A recent study concluded that while DEET is the best way to repel mosquitos, an Eau de Parfum from Victoria’s Secret was also an effective option.

Published in the October edition of Journal of Insect Science, the work was done by researchers from New Mexico State University’s College of Arts and Sciences, who were looking to proof the efficacy of mosquito repellents.

The research team took 10 commercially available products and put them to the test against the yellow fever mosquito (Aedes aegypti) and the tiger mosquito (Aedes albopictus), both known to transmit diseases.

“People need to protect themselves, especially if they travel to the tropics,” said Immo Hansen, an NMSU associate professor of biology when discussing the study with the New Mexico State University’s website, “Insect repellents can be highly efficient, but you need to find out which work.”

The testing included three sprays that use diethyltoluamide: Repel 100 Insect Repellent, OFF Deep Woods Insect Repellent VIII and Cutter Skinsations Insect Repellent — as well as four DEET-free options: Cutter Natural Insect Repellent, EcoSmart Organic Insect Repellent, Cutter Lemon Eucalyptus Insect Repellent, and Avon Skin So Soft Bug Guard. According to the study, while “DEET is considered a very safe repellent… fear of possible side effects of DEET and general chemophobia has resulted in the development of a multitude of “DEET-free” mosquito repellents.”

To test the products, a volunteer placed a hand at one angled end of a Y-shaped tube — at the far end of the same tube was a chamber holding 20 mosquitos — with the other Y branch a free space.

Once the helper’s scent was fanned toward the chamber (as mosquitos are attracted to lactic acid and octanol, components of human sweat), the target hand was anointed with each of the repellents in question. Once the test began, the mosquitos were watched to see if there was immediate and eventual biting over a four-hour period, with observation points at zero minutes, 30 minutes, 120, and 240 minutes.

A repellent-free hand was used at first — which drew 61 percent of the 20 yellow fever mosquitos, 41 percent of the tigers.

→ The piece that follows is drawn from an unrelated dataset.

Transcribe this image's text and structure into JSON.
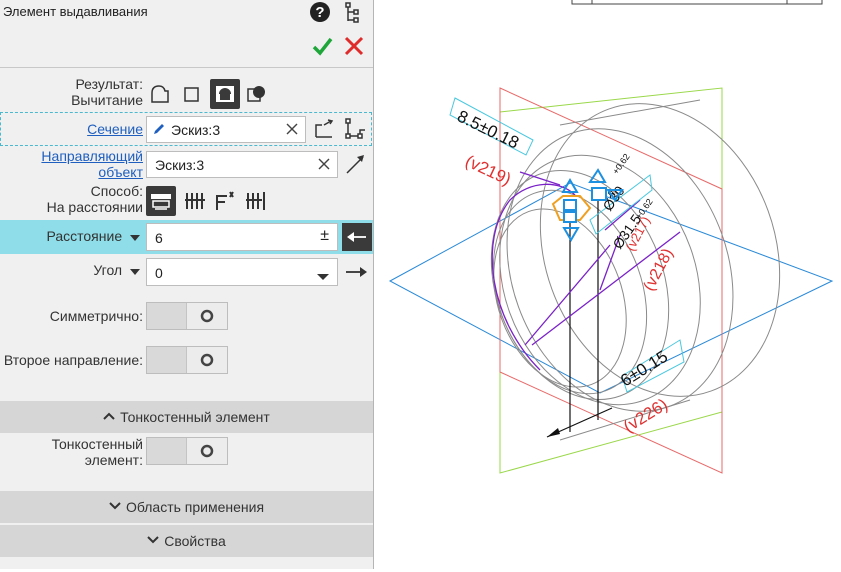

Of the applications that followed, the DEET-containing sprays OFF Deep Woods Insect Repellent VIII, Repel 100 Insect Repellent, and Cutter Skinsations Insect Repellent were the most successful. All three kept both the yellow fever and tiger mosquito biting under 20 percent as late as 120 minutes into their tests, and Repel 100 took the prize by scoring a bite percentage of 14 at the 240-minute mark.

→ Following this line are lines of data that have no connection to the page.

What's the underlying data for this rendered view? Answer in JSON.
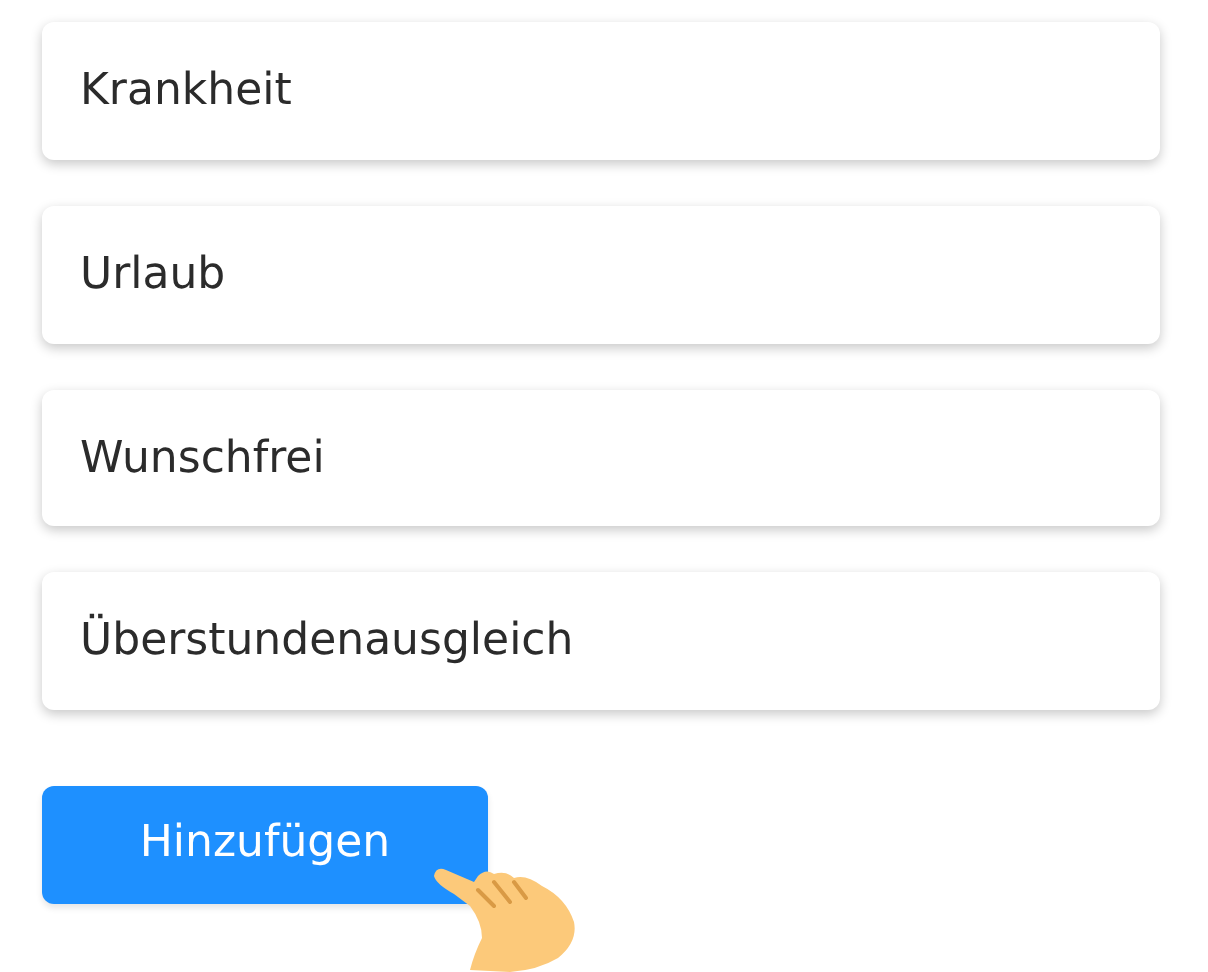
{
  "items": [
    {
      "label": "Krankheit"
    },
    {
      "label": "Urlaub"
    },
    {
      "label": "Wunschfrei"
    },
    {
      "label": "Überstundenausgleich"
    }
  ],
  "add_button": {
    "label": "Hinzufügen"
  }
}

On the other hand, the four DEET-free options tested (Cutter Natural Insect Repellent, Cutter Lemon Eucalyptus Insect Repellent, Avon Skin So Soft Bug Guard, EcoSmart Organic Insect Repellent) were all subject to an over-50 percent yellow fever mosquito biting by the 120 minute post—save the Cutter Lemon Eucalyptus, at only 13 percent. Additionally, all four non-DEET options were subject to tiger mosquitos biting under 25 percent at two hours — except for Cutter Natural, which was recorded to have a 120-minute mark biting percentage of 37.

As for the final three test subjects, an AgraCo Technologies vitamin B1-based Mosquito Skin Patch, Avon brand Skin So Soft Bath Oil, and Victoria’s Secret Bombshell perfume — it was the patch that was recorded as least effective, with 48 percent of the yellow fever and 34 percent of the tiger mosquitos recorded biting at 120 minutes. Skin So Soft saw 43 yellow fever/ 36 tiger at that same mark — but as for the “Bombshell” perfume, only 18 percent of the yellows and 17 percent of the tigers were biting at that point, making it (in this study) statistically effective.

The Victoria’s Secret website describes the fragrance as “Sexy today, sexy tomorrow, sexy forever.”

To a mosquito? Maybe not so much.

Photos via Eric Stavale | Flickr Creative Commons

Ian Stark is a freelance writer who helps cover the late-night beat for Inverse. Specializing in comics, movies, music and news, he spends his free time talking at great length, listening to Parquet Courts, eating food by the pound and drinking coffee.